- [Description of the task] Copy every line that contains the string "SLEEVES" from the entries below.

[Material for this exercise]

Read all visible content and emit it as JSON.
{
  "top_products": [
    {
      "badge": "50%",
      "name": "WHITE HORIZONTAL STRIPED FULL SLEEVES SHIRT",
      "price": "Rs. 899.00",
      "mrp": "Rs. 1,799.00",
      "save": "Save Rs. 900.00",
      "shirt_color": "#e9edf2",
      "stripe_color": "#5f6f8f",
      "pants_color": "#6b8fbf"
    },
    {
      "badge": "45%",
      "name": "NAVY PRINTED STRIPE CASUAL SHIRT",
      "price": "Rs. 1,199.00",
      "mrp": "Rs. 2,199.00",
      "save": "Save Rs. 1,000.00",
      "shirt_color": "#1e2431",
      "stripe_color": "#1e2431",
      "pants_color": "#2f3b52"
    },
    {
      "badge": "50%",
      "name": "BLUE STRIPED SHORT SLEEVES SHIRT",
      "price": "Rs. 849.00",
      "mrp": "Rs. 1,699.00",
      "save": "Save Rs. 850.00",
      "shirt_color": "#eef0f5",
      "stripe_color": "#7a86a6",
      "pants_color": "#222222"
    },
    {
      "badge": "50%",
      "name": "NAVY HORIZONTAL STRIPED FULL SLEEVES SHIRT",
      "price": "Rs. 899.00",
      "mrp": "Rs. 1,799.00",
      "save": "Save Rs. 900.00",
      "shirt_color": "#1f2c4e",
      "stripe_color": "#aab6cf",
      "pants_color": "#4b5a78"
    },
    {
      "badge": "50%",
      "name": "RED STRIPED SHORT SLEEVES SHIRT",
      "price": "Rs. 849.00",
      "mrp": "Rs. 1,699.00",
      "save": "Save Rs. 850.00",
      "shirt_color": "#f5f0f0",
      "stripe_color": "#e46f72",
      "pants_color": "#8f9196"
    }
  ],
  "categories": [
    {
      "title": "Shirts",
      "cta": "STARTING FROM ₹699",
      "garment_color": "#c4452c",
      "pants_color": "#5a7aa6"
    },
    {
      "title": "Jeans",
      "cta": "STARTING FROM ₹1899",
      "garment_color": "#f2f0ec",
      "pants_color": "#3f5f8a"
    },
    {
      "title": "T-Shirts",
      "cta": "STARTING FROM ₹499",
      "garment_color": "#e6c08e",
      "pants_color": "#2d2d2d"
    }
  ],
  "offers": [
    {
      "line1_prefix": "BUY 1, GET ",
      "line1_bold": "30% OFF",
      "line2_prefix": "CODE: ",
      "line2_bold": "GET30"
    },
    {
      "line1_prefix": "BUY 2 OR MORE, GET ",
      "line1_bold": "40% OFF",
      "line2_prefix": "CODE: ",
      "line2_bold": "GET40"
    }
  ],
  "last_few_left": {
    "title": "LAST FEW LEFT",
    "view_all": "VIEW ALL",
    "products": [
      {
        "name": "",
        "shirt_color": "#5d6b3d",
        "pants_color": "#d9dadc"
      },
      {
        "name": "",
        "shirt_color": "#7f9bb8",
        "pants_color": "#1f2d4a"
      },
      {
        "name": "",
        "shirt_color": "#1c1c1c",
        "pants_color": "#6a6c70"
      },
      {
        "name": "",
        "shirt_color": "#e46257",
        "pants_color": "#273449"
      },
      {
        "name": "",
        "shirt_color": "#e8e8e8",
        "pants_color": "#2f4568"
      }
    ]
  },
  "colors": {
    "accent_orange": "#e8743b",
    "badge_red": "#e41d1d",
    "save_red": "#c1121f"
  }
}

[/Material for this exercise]

- [Solution]
      "name": "WHITE HORIZONTAL STRIPED FULL SLEEVES SHIRT",
      "name": "BLUE STRIPED SHORT SLEEVES SHIRT",
      "name": "NAVY HORIZONTAL STRIPED FULL SLEEVES SHIRT",
      "name": "RED STRIPED SHORT SLEEVES SHIRT",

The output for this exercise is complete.